Paul’s amendment defines gain-of-function research as “any research project that may be reasonably anticipated to confer attributes to influenza, MERS, or SARS viruses such that the virus would have enhanced pathogenicity or transmissibility in mammals.” It also has potential civilian and military uses.

However, fault lines surrounding the definition of gain-of-function research and the impact of Paul’s amendment have already begun to emerge.

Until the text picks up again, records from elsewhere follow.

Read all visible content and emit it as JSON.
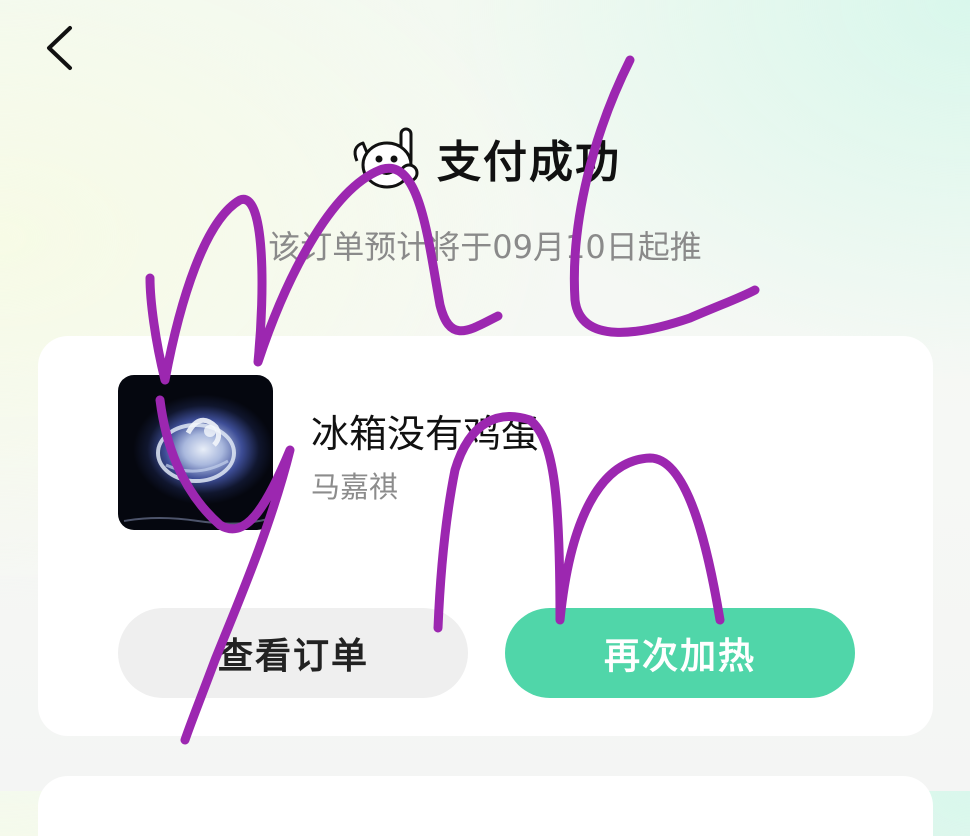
{
  "header": {
    "back_icon": "chevron-left-icon"
  },
  "status": {
    "mascot_icon": "cheering-mascot-icon",
    "title": "支付成功",
    "subtitle": "该订单预计将于09月10日起推"
  },
  "order": {
    "cover_icon": "album-cover-image",
    "song_title": "冰箱没有鸡蛋",
    "artist": "马嘉祺",
    "buttons": {
      "view_order": "查看订单",
      "reheat": "再次加热"
    }
  },
  "colors": {
    "accent": "#50d6a9",
    "scribble": "#9c27b0"
  }
}
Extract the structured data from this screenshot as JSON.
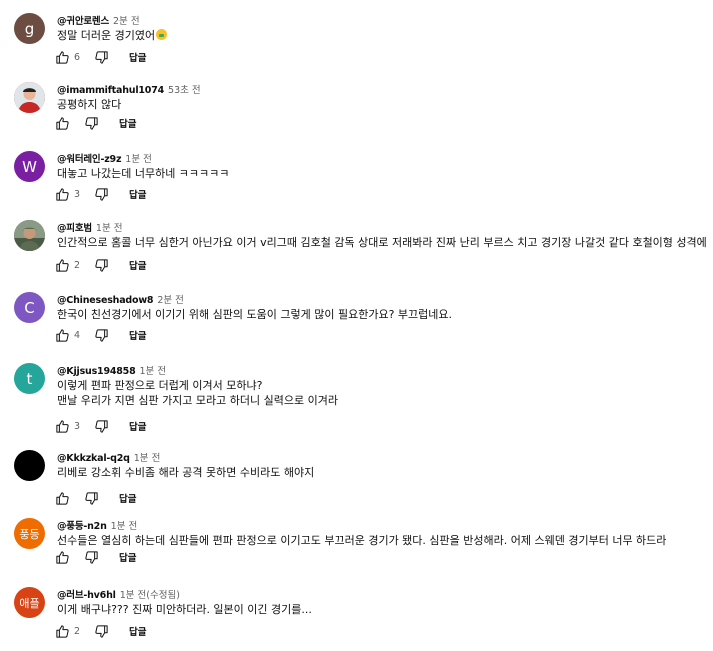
{
  "reply_label": "답글",
  "icons": {
    "like": "thumb-up-icon",
    "dislike": "thumb-down-icon"
  },
  "comments": [
    {
      "author": "@귀안로렌스",
      "time": "2분 전",
      "text": "정말 더러운 경기였어",
      "emoji": "money-mouth-face-emoji",
      "likes": "6",
      "avatar_letter": "g",
      "avatar_color": "#6d4c41"
    },
    {
      "author": "@imammiftahul1074",
      "time": "53초 전",
      "text": "공평하지 않다",
      "likes": "",
      "avatar_letter": "",
      "avatar_color": "#c62828"
    },
    {
      "author": "@워터레인-z9z",
      "time": "1분 전",
      "text": "대놓고 나갔는데 너무하네 ㅋㅋㅋㅋㅋ",
      "likes": "3",
      "avatar_letter": "W",
      "avatar_color": "#7b1fa2"
    },
    {
      "author": "@피호범",
      "time": "1분 전",
      "text": "인간적으로 홈콜 너무 심한거 아닌가요 이거 v리그때 김호철 감독 상대로 저래봐라 진짜 난리 부르스 치고 경기장 나갈것 같다 호철이형 성격에",
      "likes": "2",
      "avatar_letter": "",
      "avatar_color": "#5d6b54"
    },
    {
      "author": "@Chineseshadow8",
      "time": "2분 전",
      "text": "한국이 친선경기에서 이기기 위해 심판의 도움이 그렇게 많이 필요한가요? 부끄럽네요.",
      "likes": "4",
      "avatar_letter": "C",
      "avatar_color": "#7e57c2"
    },
    {
      "author": "@Kjjsus194858",
      "time": "1분 전",
      "text": "이렇게 편파 판정으로 더럽게 이겨서 모하냐?\n맨날 우리가 지면 심판 가지고 모라고 하더니 실력으로 이겨라",
      "likes": "3",
      "avatar_letter": "t",
      "avatar_color": "#26a69a"
    },
    {
      "author": "@Kkkzkal-q2q",
      "time": "1분 전",
      "text": "리베로 강소휘 수비좀 해라 공격 못하면 수비라도 해야지",
      "likes": "",
      "avatar_letter": "",
      "avatar_color": "#000000"
    },
    {
      "author": "@풍등-n2n",
      "time": "1분 전",
      "text": "선수들은 열심히 하는데 심판들에 편파 판정으로 이기고도 부끄러운 경기가 됐다. 심판을 반성해라. 어제 스웨덴 경기부터 너무 하드라",
      "likes": "",
      "avatar_letter": "풍등",
      "avatar_color": "#ef6c00"
    },
    {
      "author": "@러브-hv6hl",
      "time": "1분 전(수정됨)",
      "text": "이게 배구냐??? 진짜 미안하더라. 일본이 이긴 경기를...",
      "likes": "2",
      "avatar_letter": "애플",
      "avatar_color": "#d84315"
    }
  ]
}
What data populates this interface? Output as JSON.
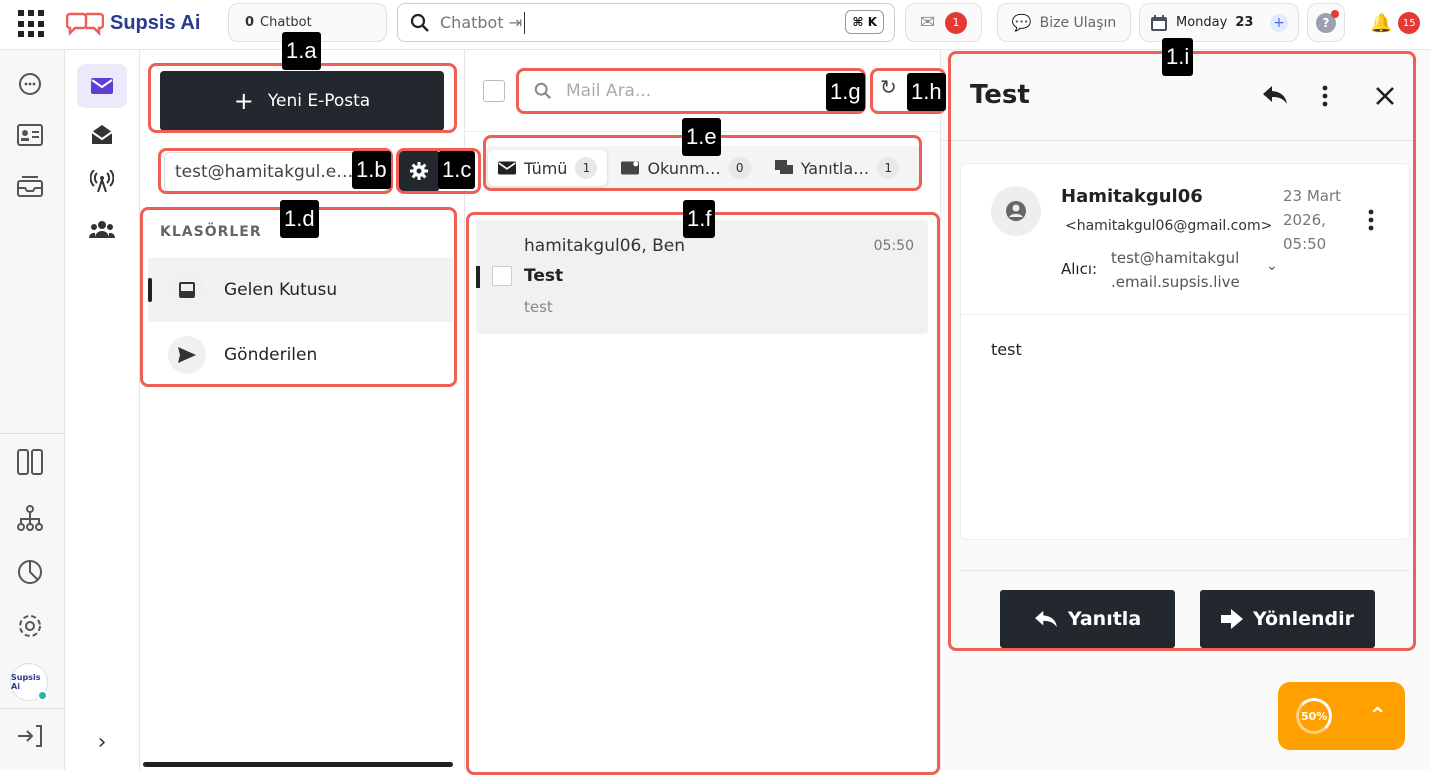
{
  "app": {
    "name": "Supsis Ai"
  },
  "topbar": {
    "chatbot_count": "0",
    "chatbot_label": "Chatbot",
    "search_text": "Chatbot ⇥",
    "shortcut": "⌘ K",
    "mail_badge": "1",
    "contact_label": "Bize Ulaşın",
    "day_label": "Monday",
    "day_number": "23",
    "help_glyph": "?",
    "notif_badge": "15"
  },
  "leftbar": {
    "avatar_text": "Supsis Ai",
    "icons": [
      "chat-icon",
      "contact-card-icon",
      "inbox-tray-icon",
      "layout-icon",
      "hierarchy-icon",
      "pie-chart-icon",
      "settings-icon",
      "logout-icon"
    ]
  },
  "folders": {
    "new_email_label": "Yeni E-Posta",
    "account": "test@hamitakgul.e…",
    "title": "KLASÖRLER",
    "items": [
      {
        "label": "Gelen Kutusu",
        "icon": "inbox-icon"
      },
      {
        "label": "Gönderilen",
        "icon": "send-icon"
      }
    ]
  },
  "list": {
    "search_placeholder": "Mail Ara...",
    "tabs": [
      {
        "label": "Tümü",
        "count": "1"
      },
      {
        "label": "Okunm…",
        "count": "0"
      },
      {
        "label": "Yanıtla…",
        "count": "1"
      }
    ],
    "mails": [
      {
        "from": "hamitakgul06, Ben",
        "time": "05:50",
        "subject": "Test",
        "preview": "test"
      }
    ]
  },
  "detail": {
    "title": "Test",
    "sender_name": "Hamitakgul06",
    "sender_email": "<hamitakgul06@gmail.com>",
    "date": "23 Mart 2026, 05:50",
    "to_label": "Alıcı:",
    "to_address": "test@hamitakgul .email.supsis.live",
    "body": "test",
    "reply_label": "Yanıtla",
    "forward_label": "Yönlendir"
  },
  "annotations": {
    "a": "1.a",
    "b": "1.b",
    "c": "1.c",
    "d": "1.d",
    "e": "1.e",
    "f": "1.f",
    "g": "1.g",
    "h": "1.h",
    "i": "1.i"
  },
  "progress": {
    "label": "50%",
    "value": 0.5
  },
  "colors": {
    "highlight": "#ef5f56",
    "brand": "#2a3a8c",
    "dark_button": "#23272e",
    "accent_orange": "#ffa000",
    "badge_red": "#e53935"
  }
}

Most notably, Paul’s amendment may not eliminate the problem of American grant money flowing to Chinese labs that conduct gain-of-function research.

Rutgers University molecular biologist Dr. Richard Ebright, a frequent critic of gain-of-function research, told the Daily Caller that the amendment suffers from the same problem as other legislative attempts to manage gain-of-function research funding.

“The amendment uses the same definitions of covered research as in the HHS Potential Pandemic Pathogens Control and Oversight Framework, the federal policy that has been systematically violated by NIAID and NIH in the last three years,” he said.

“Therefore, unless passage of the amendment is accompanied by personnel changes at NIAID and NIH, and/or improved Congressional oversight of NIAID and NIH, it is unclear whether passage of the amendment will have an impact.”

Ebright recommends that government officials be more transparent with each other and the public about the research that they fund and conduct.

The public health bureaucracy should replace “the secret, unaccountable department-level review process under the current policy with an open and accountable department-level process, and provid[e] public reports of committee members, committee proceedings, and committee decisions,” he said.